Turkish and Russian officials agreed Friday to start joint patrols in Syria’s Idlib province at the weekend, Turkey’s defense minister said, following a fragile ceasefire in the last rebel stronghold.
“Both sides have signed the prepared text, and it has entered into force. We will see the first application of this with joint patrols on March 15 along the M4 highway,” Hulusi Akar said as quoted by state news agency Anadolu on March 13.
A Russian military delegation has been in Ankara since Tuesday to work out the details of a ceasefire for Idlib agreed on March 5 in Moscow between Turkish President Recep Tayyip Erdogan and Russian counterpart Vladimir Putin.
The accord stated that a security corridor with joint Turkish-Russian patrols would be established along the key M4 highway of the northwestern province.
“Joint coordination centers will be set up with Russia where the activities will be managed together,” the minister added.
Akar repeated Turkey’s wish for the ceasefire to be “lasting.”
Russia and Turkey agreed in 2018 to create a jointly-patrolled buffer zone around Idlib, but jihadist group Hayat Tahrir al-Sham, which is linked to al-Qaeda, refused to withdraw as part of that agreement. HTS controls much of Idlib province but it is also home to millions of people who fled other parts of Syria during the country’s years-long civil war.

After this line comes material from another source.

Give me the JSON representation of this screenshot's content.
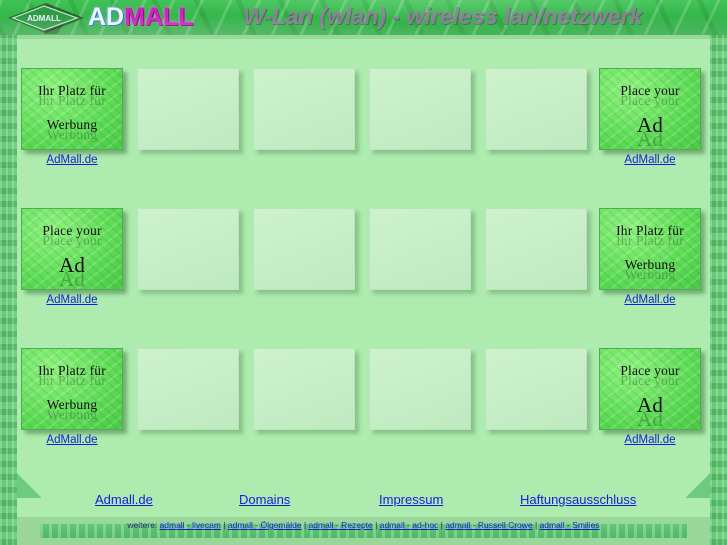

Idlib has suffered heavy bombardment by Syrian forces and Russian warplanes since December, killing hundreds of civilians and forcing nearly a million people to flee towards the Turkish border.
Despite being on opposing sides of the nine-year war, Turkey and Russia have worked closely on Syria, especially regarding developments in Idlib.
Turkey supports certain rebel groups in Idlib and has military observation posts under a previous ceasefire deal agreed with Russia in 2018.